Tuesday, May 9, 2017
Review: The Hate U Give by Angie Thomas
Title: The Hate U Give
Author: Angie Thomas
Rating: 5 Stars
The Hate U Give is incredible, powerful, and an absolute must-read for everyone. Thomas's story begins with our heroine, Starr, witnessing the death of her childhood friend, Khalil, who is unarmed and shot by a white police officer. What ensues is chaos as Starr struggles to protect herself in the media and amongst the two worlds she straddles--her expensive private school where she is one of two black kids and the town where she grew up in which is overrun by gangs.
Starr's story is a beautiful rendering of what it means to be black in America; of the microaggressions and racial comments you have to bite your tongue from responding to, of the pain and fear and injustice. I may not have been able to relate to the community Starr lived in, but so much of this story hit so close to home. One of Starr's closest friends continues to make "slight" racial comments/jokes in the wake of Khalil's death and Starr is fed up of ignoring them and moving on. She finally confronts their toxic friendship and as someone who is currently biting my tongue in the face of "slight" racist comments/jokes on a daily basis (being as I am currently studying abroad in Europe and my program is very, very white) I completely understood.
But more than that, this is an incredible YA novel about family and growing up and finding yourself and what you believe in and what you're going to fight for. I especially loved the emphasis on family that this novel delved into, from Starr's parents to her uncle and even her brothers. I felt immersed in a loving African American family while reading this and I desperately want to go back. Thomas's writing is just that good, though--I cannot recommend this enough and I wish she had a backlog of twenty-five novels for me to comb through.
I think, often in YA, we tend to have "issue" books or "diverse" books which seem to stand on their own from other novels. I don't want readers to think of this novel as one of those books. Is it diverse? Yes. Does it tackle important social issues? Absolutely. But at its core, it's an important story about belonging that I think everyone will be able to relate to and definitely learn from.

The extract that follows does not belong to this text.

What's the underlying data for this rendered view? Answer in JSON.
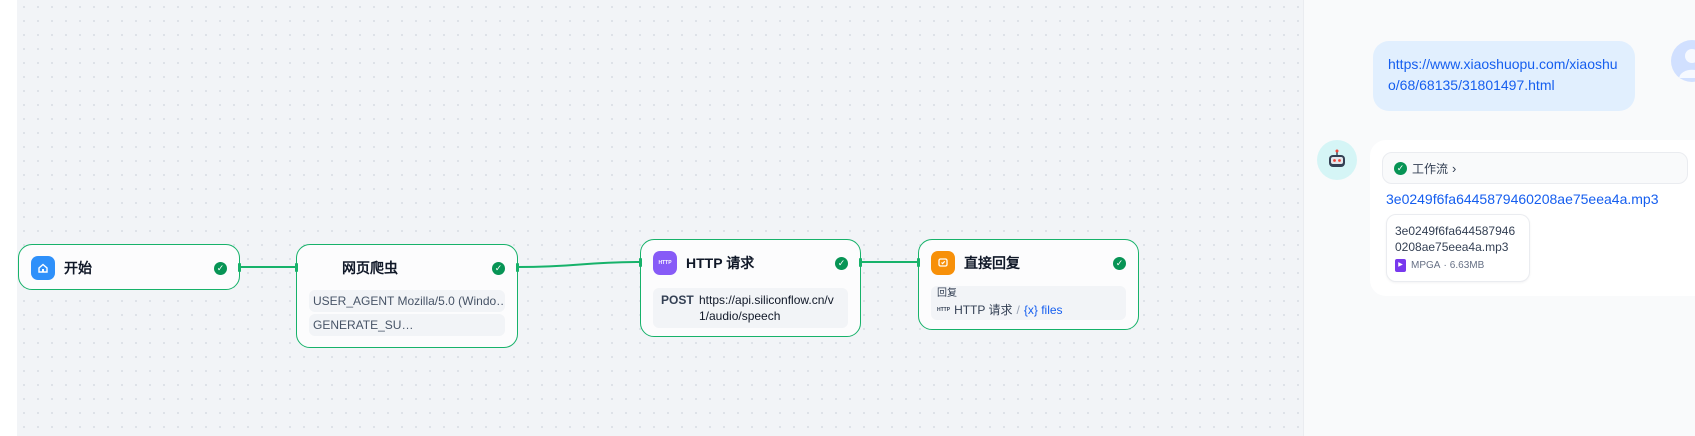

In the wake of our election, I have been motivated to learn more now than ever before about what it means to live in America and have an experience different from my own. If you feel even a fraction of the anxiety and desire to create change that I have felt over these past few months, read this book. It'll make you feel as if you're on the right track, at the very least.